* **Task statement**
State how many lines in the listing below include the word "Número", and add nothing besides the number.

* **Record set**

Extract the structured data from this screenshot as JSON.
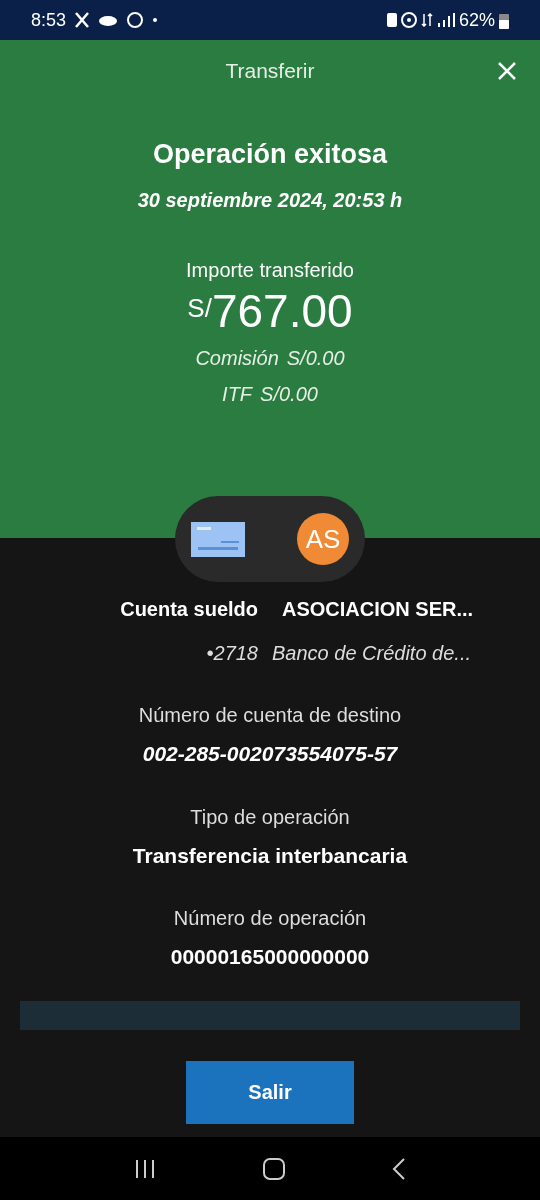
{
  "status_bar": {
    "time": "8:53",
    "battery": "62%"
  },
  "header": {
    "title": "Transferir"
  },
  "result": {
    "title": "Operación exitosa",
    "date": "30 septiembre 2024, 20:53 h",
    "amount_label": "Importe transferido",
    "currency": "S/",
    "amount": "767.00",
    "fees": [
      {
        "label": "Comisión",
        "value": "S/0.00"
      },
      {
        "label": "ITF",
        "value": "S/0.00"
      }
    ]
  },
  "parties": {
    "recipient_initials": "AS",
    "origin_name": "Cuenta sueldo",
    "origin_number": "•2718",
    "recipient_name": "ASOCIACION SER...",
    "recipient_bank": "Banco de Crédito de..."
  },
  "details": [
    {
      "label": "Número de cuenta de destino",
      "value": "002-285-002073554075-57",
      "italic": true
    },
    {
      "label": "Tipo de operación",
      "value": "Transferencia interbancaria",
      "italic": false
    },
    {
      "label": "Número de operación",
      "value": "00000165000000000",
      "italic": false
    }
  ],
  "buttons": [
    "Salir"
  ]
}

* **Task answer**
2